based on multiple surgeon, multiple technique, with a relatively
small number of patients and shorter follow up time span," commented
Mr. Jan Stanek, lead author of the study.
In this study PIP implants were used by the plastic surgeon for both
primary and secondary breast augmentation. A database of patients
was constructed and each patient was offered a free consultation and
referral for ultrasound scan. Chief outcome measures included
secondary surgery, implant rupture rate and time to rupture.
453 patients with PIP devices were identified. Of this number, 30
had already undergone implant exchange for a variety of reasons. 180
(39.7%) could not be contacted and 19 had undergone implant removal
elsewhere. Of those who could be contacted, 47 declined consultation
as they had no concerns. 97 had neither clinical signs nor
radiographic evidence of implant rupture and elected to remain under
regular review. At the time of writing, 38 had undergone implant
exchange after ultrasonographic indication of rupture.
Based on these results, if the group of non-responders had no
ruptures, the overall rupture rate would be 15.9%. However, it the
non-responders had the same rupture rate as those examined in the
study, the overall rupture rate would be 33.8%.
Mr Stanek indicates that all PIP implants, due to the high rupture
rate and uncertainty about the nature of the silicone gel, may need
to be removed. Those patients with ruptured implants will have to
have them removed; those with no evidence of rupture will need to be
monitored on a regular basis. Further research into the nature of
the elastomer and gel filler will determine whether all PIP implants
should be explanted in the future.
M.G. Berry and Jan J. Stanek. The PIP mammary prosthesis: A product

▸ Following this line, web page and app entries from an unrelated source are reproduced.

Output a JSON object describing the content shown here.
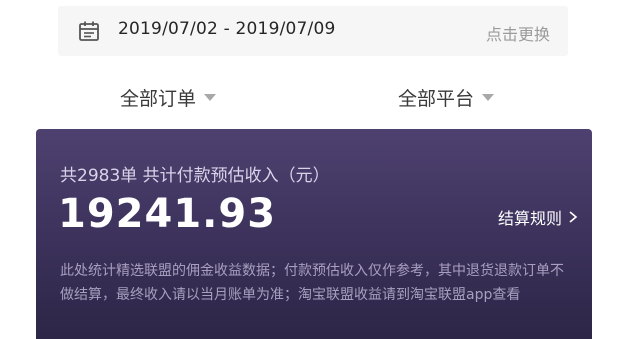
{
  "date_range": {
    "value": "2019/07/02 - 2019/07/09",
    "change_label": "点击更换"
  },
  "filters": {
    "orders_label": "全部订单",
    "platforms_label": "全部平台"
  },
  "summary_card": {
    "summary_text": "共2983单 共计付款预估收入（元）",
    "amount": "19241.93",
    "rules_label": "结算规则",
    "note": "此处统计精选联盟的佣金收益数据；付款预估收入仅作参考，其中退货退款订单不做结算，最终收入请以当月账单为准；淘宝联盟收益请到淘宝联盟app查看"
  },
  "colors": {
    "card_top": "#4e4170",
    "card_bottom": "#2d2647",
    "muted_text": "#9b9b9b"
  }
}
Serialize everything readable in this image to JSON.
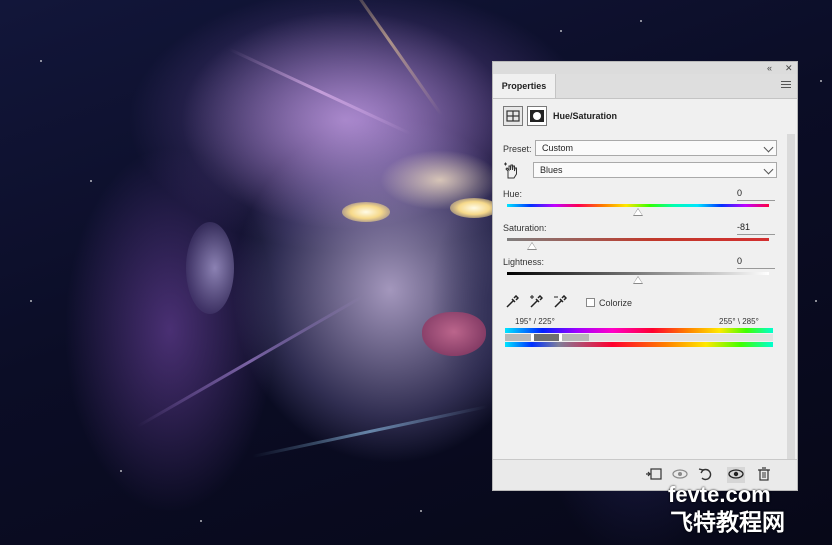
{
  "panel": {
    "tab_label": "Properties",
    "collapse_icon": "double-chevron-icon",
    "close_icon": "close-icon",
    "menu_icon": "panel-menu-icon",
    "adjustment_title": "Hue/Saturation",
    "preset_label": "Preset:",
    "preset_value": "Custom",
    "channel_value": "Blues",
    "hue": {
      "label": "Hue:",
      "value": "0",
      "position": 0.5
    },
    "saturation": {
      "label": "Saturation:",
      "value": "-81",
      "position": 0.095
    },
    "lightness": {
      "label": "Lightness:",
      "value": "0",
      "position": 0.5
    },
    "colorize_label": "Colorize",
    "colorize_checked": false,
    "range_left": "195° / 225°",
    "range_right": "255° \\ 285°",
    "bottom_buttons": [
      "clip-to-layer-icon",
      "view-previous-state-icon",
      "reset-icon",
      "visibility-eye-icon",
      "trash-icon"
    ]
  },
  "watermark": {
    "line1": "fevte.com",
    "line2": "飞特教程网"
  },
  "colors": {
    "panel_bg": "#f0f0f0",
    "saturation_track": "#c0392b"
  }
}
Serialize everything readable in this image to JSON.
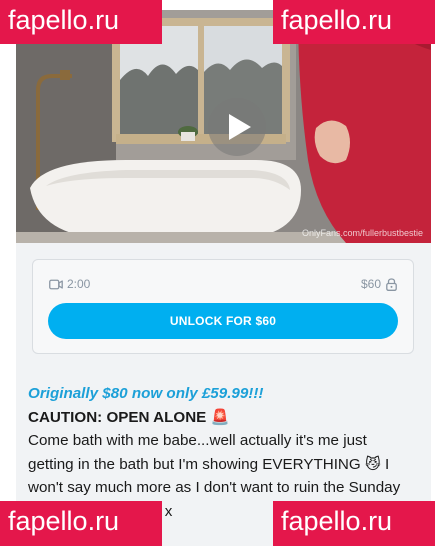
{
  "media": {
    "source_watermark": "OnlyFans.com/fullerbustbestie",
    "play_icon": "play-icon"
  },
  "lock_card": {
    "duration": "2:00",
    "duration_icon": "video-camera-icon",
    "price": "$60",
    "price_icon": "lock-icon",
    "unlock_label": "UNLOCK FOR $60"
  },
  "post": {
    "promo_line": "Originally $80 now only £59.99!!!",
    "caution_line": "CAUTION: OPEN ALONE",
    "caution_emoji": "🚨",
    "body_text": "Come bath with me babe...well actually it's me just getting in the bath but I'm showing EVERYTHING",
    "body_emoji": "😼",
    "body_text_2": "I won't say much more as I don't want to ruin the Sunday surprise but... enjoy x"
  },
  "watermarks": {
    "top_left": "fapello.ru",
    "top_right": "fapello.ru",
    "bottom_left": "fapello.ru",
    "bottom_right": "fapello.ru"
  },
  "colors": {
    "accent": "#00aff0",
    "promo": "#1ca0d8",
    "badge": "#e4174b"
  }
}
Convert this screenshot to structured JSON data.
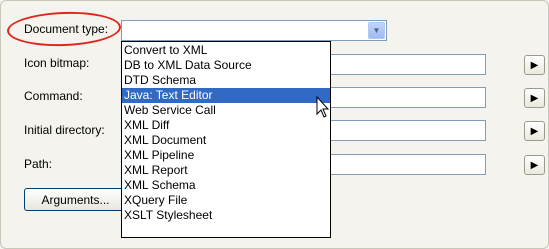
{
  "form": {
    "document_type_label": "Document type:",
    "icon_bitmap_label": "Icon bitmap:",
    "command_label": "Command:",
    "initial_directory_label": "Initial directory:",
    "path_label": "Path:",
    "arguments_button": "Arguments...",
    "document_type_value": ""
  },
  "dropdown": {
    "options": [
      "Convert to XML",
      "DB to XML Data Source",
      "DTD Schema",
      "Java: Text Editor",
      "Web Service Call",
      "XML Diff",
      "XML Document",
      "XML Pipeline",
      "XML Report",
      "XML Schema",
      "XQuery File",
      "XSLT Stylesheet"
    ],
    "highlighted_index": 3
  },
  "colors": {
    "highlight": "#316ac5",
    "annotation_circle": "#e1241c"
  },
  "icons": {
    "combo_arrow": "chevron-down-icon",
    "browse_arrow": "triangle-right-icon",
    "cursor": "mouse-pointer-icon"
  }
}
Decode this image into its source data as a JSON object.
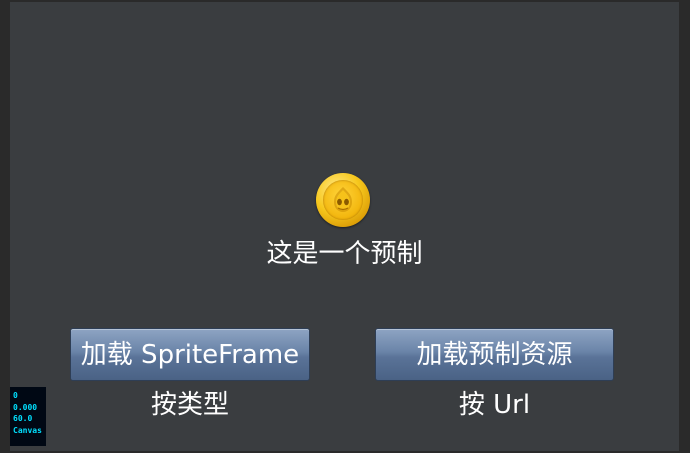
{
  "scene": {
    "prefab_label": "这是一个预制",
    "coin_icon": "coin-icon"
  },
  "buttons": {
    "load_spriteframe": "加载 SpriteFrame",
    "load_prefab": "加载预制资源"
  },
  "captions": {
    "by_type": "按类型",
    "by_url": "按 Url"
  },
  "stats": {
    "draw_calls": "0",
    "frame_time": "0.000",
    "fps": "60.0",
    "renderer": "Canvas"
  }
}
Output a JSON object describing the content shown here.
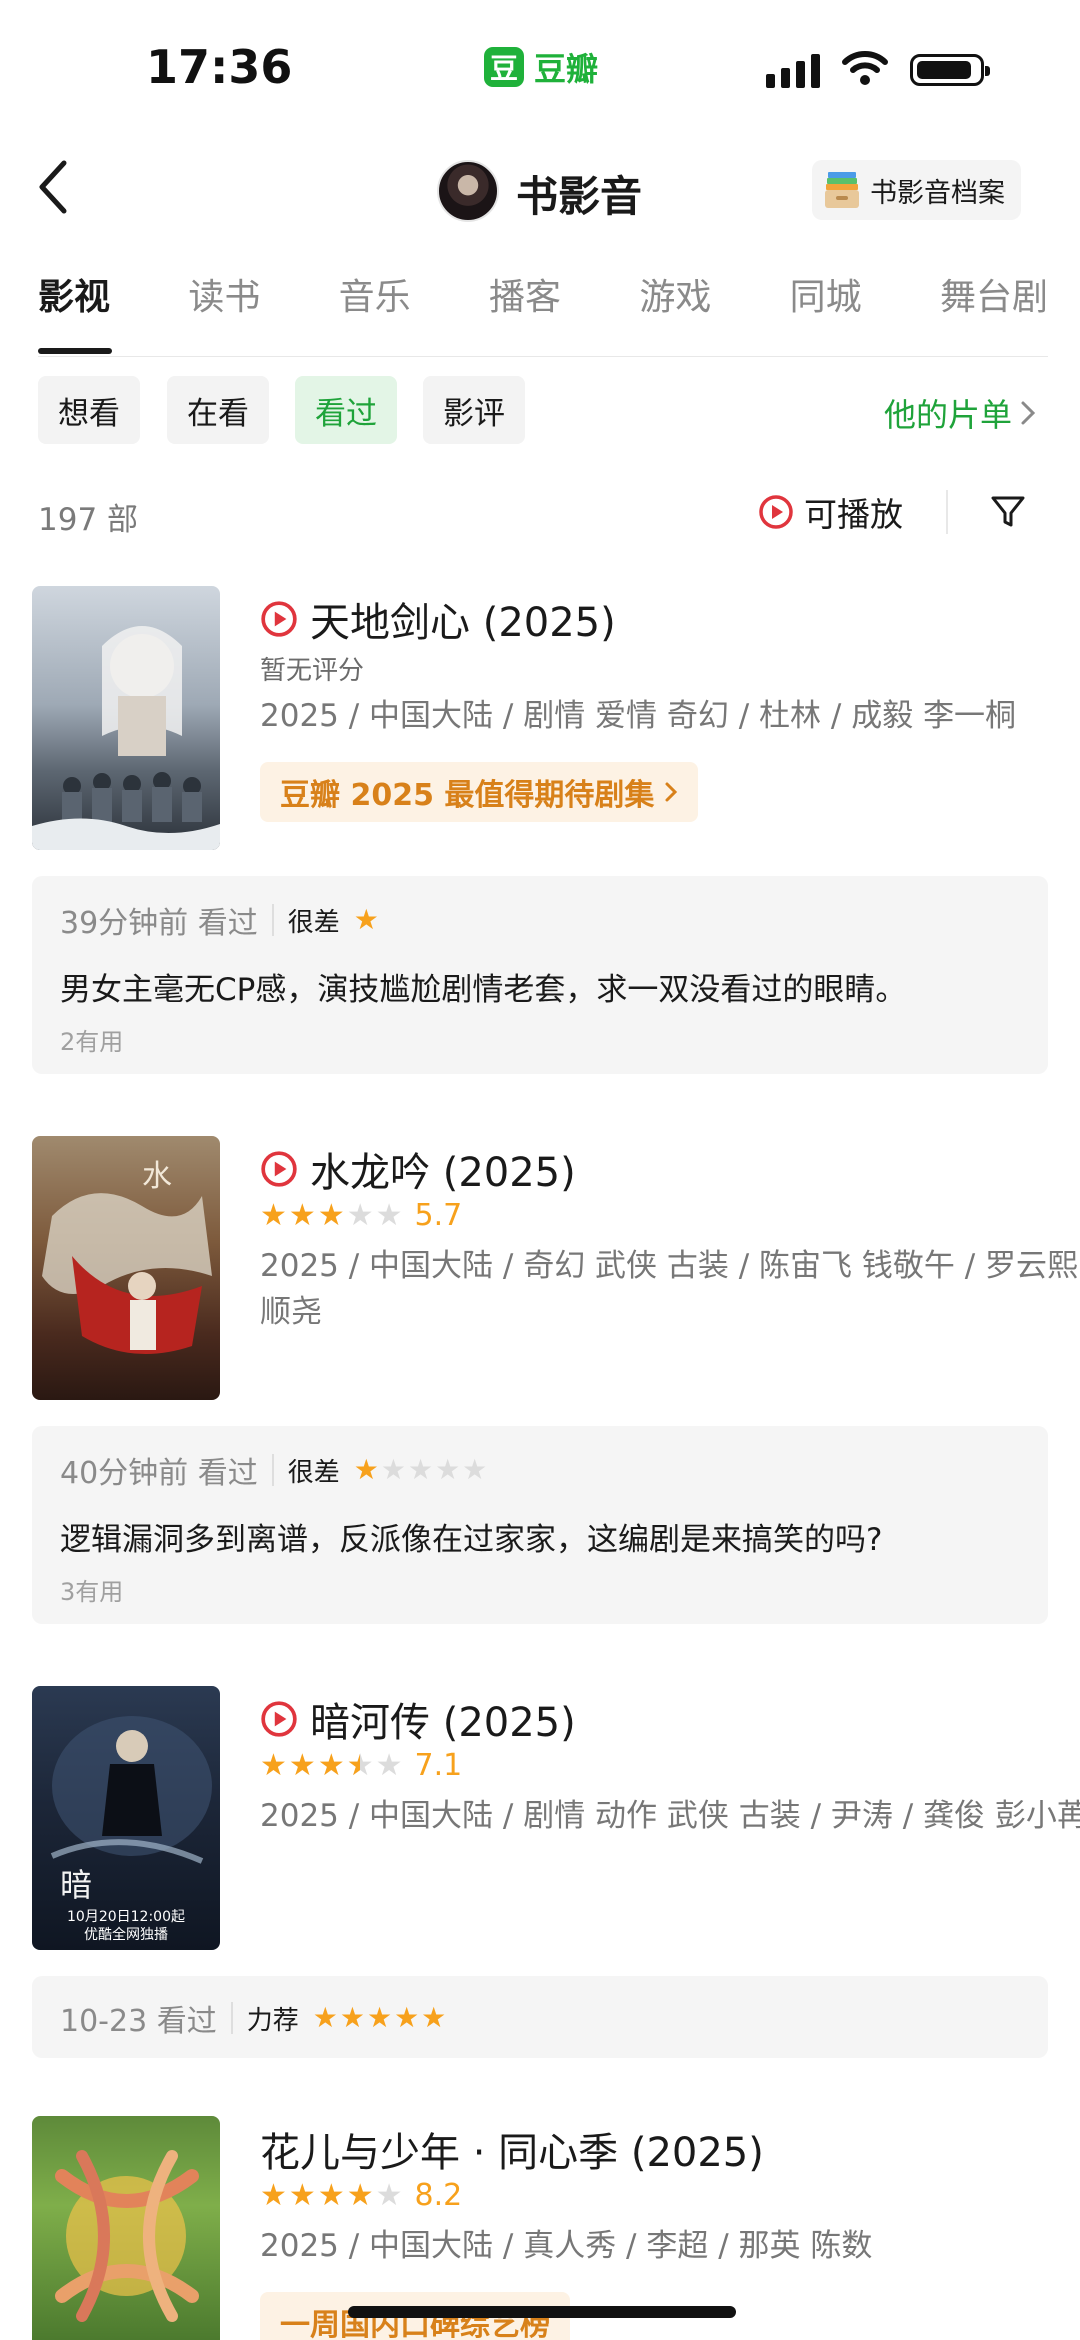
{
  "status": {
    "time": "17:36",
    "app_logo": "豆",
    "app_name": "豆瓣"
  },
  "header": {
    "title": "书影音",
    "archive_label": "书影音档案"
  },
  "tabs": [
    "影视",
    "读书",
    "音乐",
    "播客",
    "游戏",
    "同城",
    "舞台剧"
  ],
  "filters": [
    "想看",
    "在看",
    "看过",
    "影评"
  ],
  "list_link": "他的片单",
  "count_text": "197 部",
  "playable_label": "可播放",
  "items": [
    {
      "title": "天地剑心 (2025)",
      "rating_text": "暂无评分",
      "meta": "2025 / 中国大陆 / 剧情 爱情 奇幻 / 杜林 / 成毅 李一桐",
      "tag": "豆瓣 2025 最值得期待剧集",
      "review": {
        "time": "39分钟前 看过",
        "level": "很差",
        "stars": 1,
        "text": "男女主毫无CP感，演技尴尬剧情老套，求一双没看过的眼睛。",
        "useful": "2有用"
      }
    },
    {
      "title": "水龙吟 (2025)",
      "stars": 3,
      "score": "5.7",
      "meta": "2025 / 中国大陆 / 奇幻 武侠 古装 / 陈宙飞 钱敬午 / 罗云熙 肖顺尧",
      "review": {
        "time": "40分钟前 看过",
        "level": "很差",
        "stars": 1,
        "text": "逻辑漏洞多到离谱，反派像在过家家，这编剧是来搞笑的吗?",
        "useful": "3有用"
      }
    },
    {
      "title": "暗河传 (2025)",
      "stars": 3.5,
      "score": "7.1",
      "meta": "2025 / 中国大陆 / 剧情 动作 武侠 古装 / 尹涛 / 龚俊 彭小苒",
      "poster_caption_1": "10月20日12:00起",
      "poster_caption_2": "优酷全网独播",
      "review": {
        "time": "10-23 看过",
        "level": "力荐",
        "stars": 5
      }
    },
    {
      "title": "花儿与少年 · 同心季 (2025)",
      "stars": 4,
      "score": "8.2",
      "meta": "2025 / 中国大陆 / 真人秀 / 李超 / 那英 陈数",
      "tag": "一周国内口碑综艺榜"
    }
  ],
  "colors": {
    "accent_green": "#1fa33a",
    "star": "#f7a11c",
    "tag_text": "#d8811a",
    "play_red": "#e0353d"
  },
  "icons": [
    "back-icon",
    "wifi-icon",
    "archive-box-icon",
    "play-circle-icon",
    "filter-funnel-icon",
    "chevron-right-icon"
  ]
}
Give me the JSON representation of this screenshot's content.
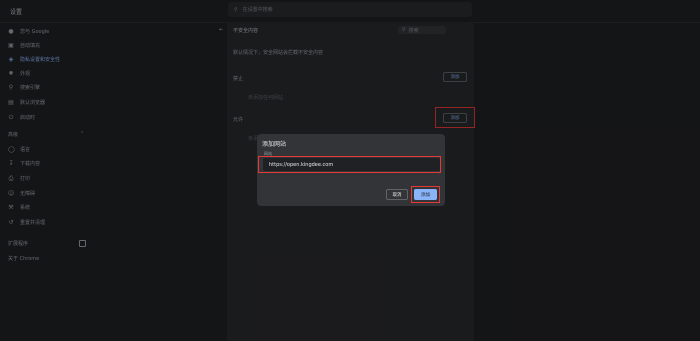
{
  "app": {
    "title": "设置"
  },
  "search": {
    "placeholder": "在设置中搜索"
  },
  "sidebar": {
    "items": [
      {
        "label": "您与 Google",
        "icon": "person-icon"
      },
      {
        "label": "自动填充",
        "icon": "autofill-icon"
      },
      {
        "label": "隐私设置和安全性",
        "icon": "shield-icon",
        "active": true
      },
      {
        "label": "外观",
        "icon": "palette-icon"
      },
      {
        "label": "搜索引擎",
        "icon": "search-icon"
      },
      {
        "label": "默认浏览器",
        "icon": "browser-icon"
      },
      {
        "label": "启动时",
        "icon": "power-icon"
      }
    ],
    "advanced_label": "高级",
    "advanced_items": [
      {
        "label": "语言",
        "icon": "globe-icon"
      },
      {
        "label": "下载内容",
        "icon": "download-icon"
      },
      {
        "label": "打印",
        "icon": "print-icon"
      },
      {
        "label": "无障碍",
        "icon": "accessibility-icon"
      },
      {
        "label": "系统",
        "icon": "wrench-icon"
      },
      {
        "label": "重置并清理",
        "icon": "reset-icon"
      }
    ],
    "extensions_label": "扩展程序",
    "about_label": "关于 Chrome"
  },
  "content": {
    "title": "不安全内容",
    "search_placeholder": "搜索",
    "description": "默认情况下，安全网站会拦截不安全内容",
    "block_label": "禁止",
    "block_empty": "未添加任何网站",
    "allow_label": "允许",
    "allow_empty": "未添加任何网站",
    "add_label": "添加"
  },
  "dialog": {
    "title": "添加网站",
    "field_label": "网站",
    "field_value": "https://open.kingdee.com",
    "cancel_label": "取消",
    "add_label": "添加"
  },
  "colors": {
    "accent": "#8ab4f8",
    "highlight": "#e53935",
    "background": "#202124"
  }
}
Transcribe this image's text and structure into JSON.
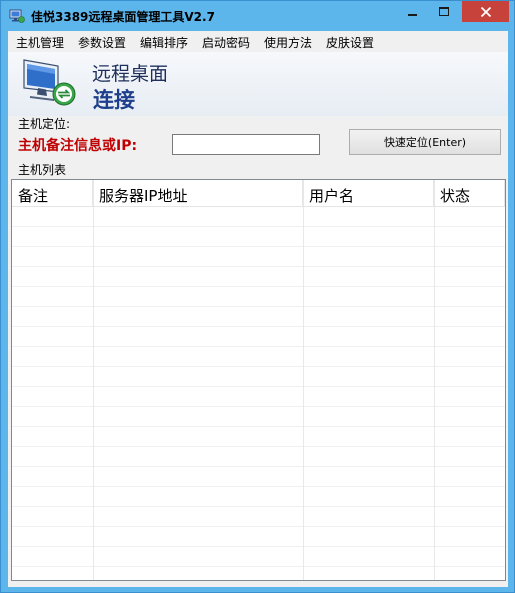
{
  "window": {
    "title": "佳悦3389远程桌面管理工具V2.7",
    "icon": "app-monitor-icon",
    "controls": {
      "minimize": "minimize-icon",
      "maximize": "maximize-icon",
      "close": "close-icon"
    },
    "colors": {
      "titlebar": "#5cb6ec",
      "close": "#c7423a",
      "client": "#f0f0f0"
    }
  },
  "menu": {
    "items": [
      {
        "label": "主机管理"
      },
      {
        "label": "参数设置"
      },
      {
        "label": "编辑排序"
      },
      {
        "label": "启动密码"
      },
      {
        "label": "使用方法"
      },
      {
        "label": "皮肤设置"
      }
    ]
  },
  "banner": {
    "icon": "remote-desktop-icon",
    "line1": "远程桌面",
    "line2": "连接"
  },
  "locate": {
    "section_label": "主机定位:",
    "field_label": "主机备注信息或IP:",
    "input_value": "",
    "button_label": "快速定位(Enter)"
  },
  "host_list": {
    "section_label": "主机列表",
    "columns": [
      "备注",
      "服务器IP地址",
      "用户名",
      "状态"
    ],
    "rows": []
  }
}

recall study. (DOI: 10.1016/j.bjps.2012.02.019); in press, ahead of
print in Journal of Plastic, Reconstructive and Aesthetic Surgery,
published by Elsevier.